One of Biden’s goals in Wednesday’s speech will be to emphasize the importance of maintaining unity among Western allies to help Ukraine in the uncertain months ahead.

That effort is complicated by a looming energy crisis as Russia withholds supplies of natural gas to Europe as winter sets in. The higher costs, fueled by the tightening of Western sanctions against Moscow, have led to an economic disaster that is causing political turmoil for many leaders. In Biden’s coalition, including him.

The president will meet with one of those leaders, British Prime Minister Liz Truss, on Wednesday. Truss will have their first formal talks since his predecessor Boris Johnson’s decision to step down earlier this month.

He inherited a deep economic crisis, with high inflation and rising energy costs, which has fueled fears that the UK could soon enter a protracted recession. Few in the Biden administration shed tears over the resignation of Johnson — whom Biden once described as a “physical and emotional clone” of Trump — as the US and UK became more united in their approach to Russia under his leadership.

White House officials expect cooperation under Truss to continue, even as he comes under pressure to ease economic pressures at home.

It is less certain, however, whether Truss’ hard-line approach to Brexit has soured relations with Biden. The President has taken a personal interest in the specific issue of the Northern Ireland Protocol, the post-Brexit agreement that requires additional checks on goods moving between Northern Ireland and the rest of the UK.

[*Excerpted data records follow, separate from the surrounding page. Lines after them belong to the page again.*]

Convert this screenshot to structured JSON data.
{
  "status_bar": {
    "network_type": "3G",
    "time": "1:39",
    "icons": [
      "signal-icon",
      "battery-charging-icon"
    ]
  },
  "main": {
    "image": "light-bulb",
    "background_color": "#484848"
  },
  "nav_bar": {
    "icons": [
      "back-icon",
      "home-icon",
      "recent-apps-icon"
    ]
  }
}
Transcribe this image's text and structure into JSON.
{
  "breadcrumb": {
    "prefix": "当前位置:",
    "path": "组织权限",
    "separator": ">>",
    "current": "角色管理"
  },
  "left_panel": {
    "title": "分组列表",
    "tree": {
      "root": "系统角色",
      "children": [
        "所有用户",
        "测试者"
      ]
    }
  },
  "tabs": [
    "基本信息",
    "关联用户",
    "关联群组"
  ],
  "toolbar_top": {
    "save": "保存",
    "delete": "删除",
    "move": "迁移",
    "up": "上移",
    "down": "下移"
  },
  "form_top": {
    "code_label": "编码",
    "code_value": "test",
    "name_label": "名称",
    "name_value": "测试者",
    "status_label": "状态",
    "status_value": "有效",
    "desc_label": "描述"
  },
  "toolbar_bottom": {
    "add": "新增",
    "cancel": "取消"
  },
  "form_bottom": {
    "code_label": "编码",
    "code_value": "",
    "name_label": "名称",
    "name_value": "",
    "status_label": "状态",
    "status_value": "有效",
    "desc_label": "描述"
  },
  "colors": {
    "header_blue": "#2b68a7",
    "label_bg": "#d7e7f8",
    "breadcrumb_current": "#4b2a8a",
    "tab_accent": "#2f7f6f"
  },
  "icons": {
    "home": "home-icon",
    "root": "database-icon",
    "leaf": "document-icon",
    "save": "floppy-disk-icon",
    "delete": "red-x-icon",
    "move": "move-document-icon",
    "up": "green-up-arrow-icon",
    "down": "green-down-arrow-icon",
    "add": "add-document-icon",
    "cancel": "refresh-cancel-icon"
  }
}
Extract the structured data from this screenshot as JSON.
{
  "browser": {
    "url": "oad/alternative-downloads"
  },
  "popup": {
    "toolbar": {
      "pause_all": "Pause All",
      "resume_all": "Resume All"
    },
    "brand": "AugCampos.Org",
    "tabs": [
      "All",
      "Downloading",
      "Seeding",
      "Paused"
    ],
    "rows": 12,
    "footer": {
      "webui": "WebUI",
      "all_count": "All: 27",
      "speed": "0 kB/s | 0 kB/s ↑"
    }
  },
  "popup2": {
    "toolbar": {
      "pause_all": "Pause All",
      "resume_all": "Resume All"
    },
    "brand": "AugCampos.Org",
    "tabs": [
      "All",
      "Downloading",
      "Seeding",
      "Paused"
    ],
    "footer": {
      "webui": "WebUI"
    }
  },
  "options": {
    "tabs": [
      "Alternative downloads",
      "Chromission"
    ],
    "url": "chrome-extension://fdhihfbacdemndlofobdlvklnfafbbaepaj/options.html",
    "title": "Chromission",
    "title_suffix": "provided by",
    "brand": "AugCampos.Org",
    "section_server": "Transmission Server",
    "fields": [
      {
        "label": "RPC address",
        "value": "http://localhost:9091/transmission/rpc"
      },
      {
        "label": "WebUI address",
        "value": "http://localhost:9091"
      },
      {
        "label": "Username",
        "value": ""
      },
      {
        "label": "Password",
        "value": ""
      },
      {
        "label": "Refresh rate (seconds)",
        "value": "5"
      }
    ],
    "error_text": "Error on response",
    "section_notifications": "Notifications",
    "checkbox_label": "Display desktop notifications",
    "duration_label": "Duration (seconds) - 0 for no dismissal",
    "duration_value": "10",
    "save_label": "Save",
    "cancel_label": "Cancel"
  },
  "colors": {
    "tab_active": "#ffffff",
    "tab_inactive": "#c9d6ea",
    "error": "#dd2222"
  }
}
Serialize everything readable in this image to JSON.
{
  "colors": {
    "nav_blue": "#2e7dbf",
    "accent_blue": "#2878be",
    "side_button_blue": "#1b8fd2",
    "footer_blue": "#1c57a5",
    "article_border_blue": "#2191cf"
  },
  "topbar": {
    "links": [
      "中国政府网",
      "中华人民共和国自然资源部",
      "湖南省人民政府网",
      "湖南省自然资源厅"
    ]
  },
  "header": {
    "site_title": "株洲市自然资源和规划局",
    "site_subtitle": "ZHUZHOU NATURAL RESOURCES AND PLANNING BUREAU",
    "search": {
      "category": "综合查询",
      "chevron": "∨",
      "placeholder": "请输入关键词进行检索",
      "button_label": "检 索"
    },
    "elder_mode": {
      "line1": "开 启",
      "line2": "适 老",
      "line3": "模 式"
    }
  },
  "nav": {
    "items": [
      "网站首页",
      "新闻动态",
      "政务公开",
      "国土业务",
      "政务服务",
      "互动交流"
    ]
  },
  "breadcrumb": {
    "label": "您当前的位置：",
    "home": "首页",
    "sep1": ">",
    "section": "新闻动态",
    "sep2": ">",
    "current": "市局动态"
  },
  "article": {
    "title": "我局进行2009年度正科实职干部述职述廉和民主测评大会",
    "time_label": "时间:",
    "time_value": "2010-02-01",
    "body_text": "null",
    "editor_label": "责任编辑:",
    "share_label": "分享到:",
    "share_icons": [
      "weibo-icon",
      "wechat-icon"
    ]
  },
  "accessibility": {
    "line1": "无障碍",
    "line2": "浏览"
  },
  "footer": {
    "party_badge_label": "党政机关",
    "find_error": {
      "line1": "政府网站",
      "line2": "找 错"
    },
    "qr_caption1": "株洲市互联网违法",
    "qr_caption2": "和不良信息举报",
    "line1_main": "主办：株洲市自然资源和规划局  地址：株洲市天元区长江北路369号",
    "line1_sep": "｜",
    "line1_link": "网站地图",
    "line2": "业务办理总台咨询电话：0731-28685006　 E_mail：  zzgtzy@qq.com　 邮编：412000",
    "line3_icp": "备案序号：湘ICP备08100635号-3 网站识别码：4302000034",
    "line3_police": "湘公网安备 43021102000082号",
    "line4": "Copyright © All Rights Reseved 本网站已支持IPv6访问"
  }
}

The rules were designed to keep the border between Northern Ireland and the Republic of Ireland open and prevent a return to sectarian violence. But Truss has set out to rewrite those rules, causing deep anxiety in both Brussels and Washington.

Russian President Vladimir Putin is not expected to appear face-to-face at this year’s general assembly, although his foreign minister, Sergey Lavrov, will be in New York for the event. Chinese President Xi Jinping also has no plans to attend the UN in person this year.

The two autocratic leaders, who met face-to-face last week, have deepened ties between their countries as relations with the West have soured. Biden has warned Xi against supporting Putin in his invasion of Ukraine, a theme he will repeat in his speech on Wednesday.

The absence of Putin and Xi underscores the limitations of venues like the UN in solving the world’s most pressing problems. With permanent seats on the UN Security Council, Russia has resisted the adoption of resolutions on Syria and Ukraine, and no action.

Efforts to reform the Security Council have gained momentum under the Biden administration, although the body’s chances of breaking the deadlock appear slim. Biden’s aides are still discussing how he will talk about his desire to reform the US Security Council during his visit to the UN this week, but he is expected to share his views with other leaders privately.

“We are committed to moving forward to make the UN fit for this century. And today there is an attack on the UN system. There is an attack on the Charter. And this has been done by a permanent member of the Security Council,” Biden told UN Ambassador Linda Thomas. Greenfield on CNN’s “State of the Union” on Sunday.

“I can’t change the fact that Russia is a permanent member of the Security Council, but I can continue the efforts that we’ve had, which is to isolate, to condemn, and to make sure that they know and understand that this is not business as usual,” he told Jake Tapper.